» **Directions**
Should a line in the entries below contain "Miss", return that line.

» **Dataset entries**
..........

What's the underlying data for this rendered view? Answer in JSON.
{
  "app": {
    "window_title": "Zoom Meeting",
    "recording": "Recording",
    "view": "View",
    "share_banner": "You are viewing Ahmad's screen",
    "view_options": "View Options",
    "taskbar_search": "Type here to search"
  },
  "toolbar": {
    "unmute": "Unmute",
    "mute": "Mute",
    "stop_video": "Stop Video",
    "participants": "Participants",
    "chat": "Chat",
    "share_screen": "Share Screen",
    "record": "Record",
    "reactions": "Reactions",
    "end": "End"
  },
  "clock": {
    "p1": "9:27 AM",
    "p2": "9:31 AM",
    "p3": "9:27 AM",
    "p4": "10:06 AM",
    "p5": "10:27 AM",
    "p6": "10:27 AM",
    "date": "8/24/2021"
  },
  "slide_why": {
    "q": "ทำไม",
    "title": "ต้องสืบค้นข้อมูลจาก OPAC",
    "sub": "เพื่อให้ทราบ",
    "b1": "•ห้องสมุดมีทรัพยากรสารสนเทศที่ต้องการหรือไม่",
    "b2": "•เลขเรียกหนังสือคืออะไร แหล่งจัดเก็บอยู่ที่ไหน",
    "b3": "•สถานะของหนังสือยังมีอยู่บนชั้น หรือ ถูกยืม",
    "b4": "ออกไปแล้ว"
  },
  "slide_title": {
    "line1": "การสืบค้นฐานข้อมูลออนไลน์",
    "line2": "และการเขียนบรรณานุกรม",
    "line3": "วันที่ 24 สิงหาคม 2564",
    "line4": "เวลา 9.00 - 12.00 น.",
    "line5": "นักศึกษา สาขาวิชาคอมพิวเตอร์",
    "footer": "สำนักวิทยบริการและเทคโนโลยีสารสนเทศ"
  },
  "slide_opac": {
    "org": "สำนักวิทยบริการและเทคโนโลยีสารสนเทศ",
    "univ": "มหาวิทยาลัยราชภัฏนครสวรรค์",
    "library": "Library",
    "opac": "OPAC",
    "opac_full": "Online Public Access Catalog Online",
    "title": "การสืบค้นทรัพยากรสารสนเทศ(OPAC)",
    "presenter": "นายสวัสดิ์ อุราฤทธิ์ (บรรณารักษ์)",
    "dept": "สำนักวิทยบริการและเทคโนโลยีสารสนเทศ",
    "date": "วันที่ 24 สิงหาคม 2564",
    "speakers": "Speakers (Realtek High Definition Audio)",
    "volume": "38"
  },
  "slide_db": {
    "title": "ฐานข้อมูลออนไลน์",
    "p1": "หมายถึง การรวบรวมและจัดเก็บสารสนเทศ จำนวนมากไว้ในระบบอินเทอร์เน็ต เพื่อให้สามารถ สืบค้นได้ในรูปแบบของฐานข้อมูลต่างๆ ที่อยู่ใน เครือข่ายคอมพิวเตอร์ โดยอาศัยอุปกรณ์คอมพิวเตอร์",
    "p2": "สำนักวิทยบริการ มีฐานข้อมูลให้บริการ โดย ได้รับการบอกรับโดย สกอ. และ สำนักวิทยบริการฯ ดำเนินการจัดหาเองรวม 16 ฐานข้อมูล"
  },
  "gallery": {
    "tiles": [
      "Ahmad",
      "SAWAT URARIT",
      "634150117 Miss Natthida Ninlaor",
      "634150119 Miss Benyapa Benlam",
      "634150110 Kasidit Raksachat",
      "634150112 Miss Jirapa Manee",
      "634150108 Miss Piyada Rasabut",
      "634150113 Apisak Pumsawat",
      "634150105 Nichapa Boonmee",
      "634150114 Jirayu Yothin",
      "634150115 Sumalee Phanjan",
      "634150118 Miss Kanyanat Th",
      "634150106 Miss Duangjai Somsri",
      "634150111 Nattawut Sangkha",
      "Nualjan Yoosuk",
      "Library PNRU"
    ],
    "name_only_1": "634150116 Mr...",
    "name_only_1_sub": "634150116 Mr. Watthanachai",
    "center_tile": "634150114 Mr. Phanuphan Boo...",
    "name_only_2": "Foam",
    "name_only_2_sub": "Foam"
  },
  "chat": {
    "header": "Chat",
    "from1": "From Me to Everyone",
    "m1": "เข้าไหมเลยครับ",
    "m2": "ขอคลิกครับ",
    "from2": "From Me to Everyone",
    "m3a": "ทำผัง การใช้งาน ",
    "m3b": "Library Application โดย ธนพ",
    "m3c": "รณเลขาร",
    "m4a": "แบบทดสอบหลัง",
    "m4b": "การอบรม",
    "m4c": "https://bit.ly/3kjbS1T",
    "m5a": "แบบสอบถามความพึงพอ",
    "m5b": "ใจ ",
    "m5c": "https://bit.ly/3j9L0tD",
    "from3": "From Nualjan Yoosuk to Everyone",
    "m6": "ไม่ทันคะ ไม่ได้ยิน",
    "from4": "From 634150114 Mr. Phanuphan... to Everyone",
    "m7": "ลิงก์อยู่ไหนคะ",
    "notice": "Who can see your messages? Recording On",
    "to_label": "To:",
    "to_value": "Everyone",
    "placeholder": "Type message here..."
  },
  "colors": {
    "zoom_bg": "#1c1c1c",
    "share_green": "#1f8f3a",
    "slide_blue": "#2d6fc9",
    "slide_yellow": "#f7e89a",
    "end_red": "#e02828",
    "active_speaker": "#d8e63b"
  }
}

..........

» **Exercise answer**
      "634150117 Miss Natthida Ninlaor",
      "634150119 Miss Benyapa Benlam",
      "634150112 Miss Jirapa Manee",
      "634150108 Miss Piyada Rasabut",
      "634150118 Miss Kanyanat Th",
      "634150106 Miss Duangjai Somsri",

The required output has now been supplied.